The shift in Russia’s economic policy toward the nations of the East is creating brand new opportunities in terms of access to direct investment, investment loans, and other sources of financing. This approach is entirely in keeping with the recommendations from the recent summit of the heads of states and governments of the BRICS countries (held in Ufa July 8-10), including the suggestion that multilateral cooperation be expanded by providing access to sources of funding from the countries that are part of this group.
The first investment credits from the BRICS Development Bank will be disbursed to the countries of that group as early as 2016, and one of those loans is intended to help implement a Russian-South African project to explore, mine, and process ore and metallurgical raw materials.

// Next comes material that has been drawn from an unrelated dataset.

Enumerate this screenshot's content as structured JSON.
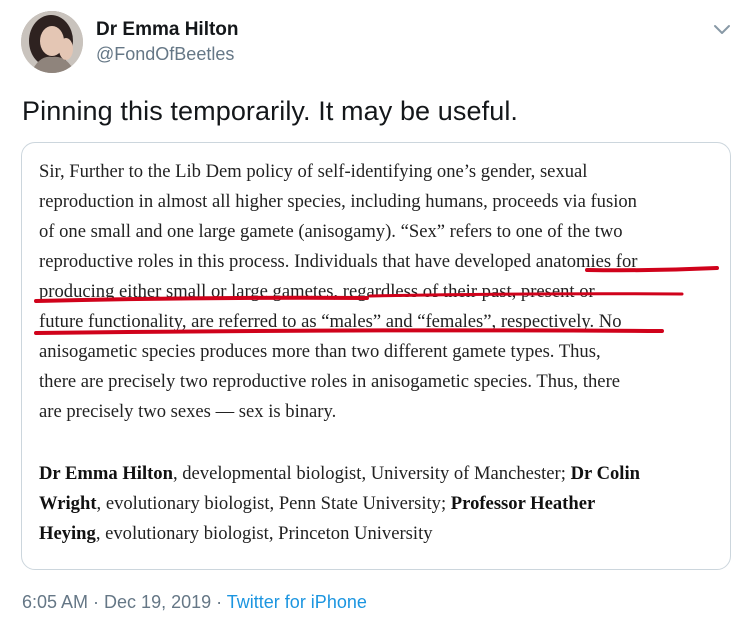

According to the working groups within the BRICS Business Council, the interest rates of these loans will be at least 25% lower, with payment periods that are 33-50% longer, than the credit terms offered by the International Monetary Fund (IMF) and other Western financial institutions. One crucial detail is that the BRICS Development Bank will be able to offer its loans in various national currencies, thus avoiding the need for settlements in dollars or euros. This is an advantage, because due to fluctuations of the dollar and the euro against most of the world’s currencies, the credits and loans granted in these “global” currencies end up at least 10% more expensive for the borrowers.
And when Russia looks for markets for new foreign lending, those are not limited to the BRICS nations. It is important to note that unlike the principles that guide operations in the West, the financial markets of the Middle East, China, India, Thailand, Turkey, and the newly industrialized countries of East Asia (South Korea, Taiwan, Hong Kong, Malaysia, and Singapore) use various forms of credit that are favorable to borrowers who are industry leaders in the real economy.
The practice of offering credit and investment resources to specific industry and/or socio-economic programs and projects is particularly attractive. It is also significant that, according to estimations by UNCTAD and UNIDO for 2014-2015, no more than 45% of financial institutions in the Third World have direct ties with Western financial institutions through subsidiary partners. The fewest links are found in Southeast, East, and South Asia (generally no more than 40%). That means that the West not only has a “global” presence in the world’s credit and investment system, but it also wields a critically large stake in it …
Given the West’s war of sanctions against Russia, Russian companies are taking a close look at non-Western financial markets. For example, the energy company Gazprom is considering diversifying its funding sources by turning to Asian capital markets. The company is negotiating with Asian financial institutions over a number of issues, including the possibility of floating Eurobonds in Asian currencies. In June of this year, Gazprom’s global depository receipts were granted an introductory listing and included in the quotation list of the Singapore Stock Exchange. The company is examining the possibility of listing (1) its securities on the Hong Kong Stock Exchange and upgrading the level of its listing in Singapore. Available information indicates that Gazpromneft has similar plans.
Russian Railways, OJSC (RZD) is also calling attention to the possibilities of the Asian financial markets, “We are now working more actively in the domestic credit market, and, of course, in Asian markets as well,” claims Pavel Ilichyov, RZD’s deputy head of corporate finance. “I am confident that we will soon close a number of deals to attract financing from Asian markets.”
A listing in Asia provides direct access to new categories of Asian investors, including pension funds, insurance companies, manufacturing corporations, family foundations, and the management companies of many banks of the countries in that macro-region.
One characteristic of non-Western investors and financial institutions is that they generally do not tend to provide long-term loans or refinance the debts of their partner countries or their companies. For Western financial entities, it is not only economically, but also politically advantageous to prolong and (even better) to increase their foreign partners’ debt burdens. In recent years, this characteristic of non-Western financial markets has been on display, specifically between April 2014 and June 2015, when industrial and infrastructure investment projects were recipients of over 65% of the total credit and investment resources provided by players in these markets to their partners in the Russian Federation.
To put it simply, players in non-Western financial markets would prefer to directly or indirectly fund specific, promising commercial projects than to simply extend loans. One of the most recent examples of this could be seen in the agreements reached between April and July of 2015 on economic cooperation between the Russian and Thai governments and companies in those countries.
These agreements stipulate that from 2015-2019, at least 60% of all the financing extended by those parties will go toward direct investment and investment loans for specific industrial projects in both countries. And for the economic cooperation programs now being explored between Russia and Saudi Arabia, the UAE, Bahrain, and Kuwait, that number exceeds 60% overall.
(1) Listing – a set of procedures for introducing securities onto the stock market. A listing allows a company to enter the securities market, attracting additional investment. During a listing, the security is added to the level I or level II quotation list. The laws of the Russian Federation stipulate that a company must go public with an IPO on one of the Russian stock exchanges in order to be permitted to list abroad.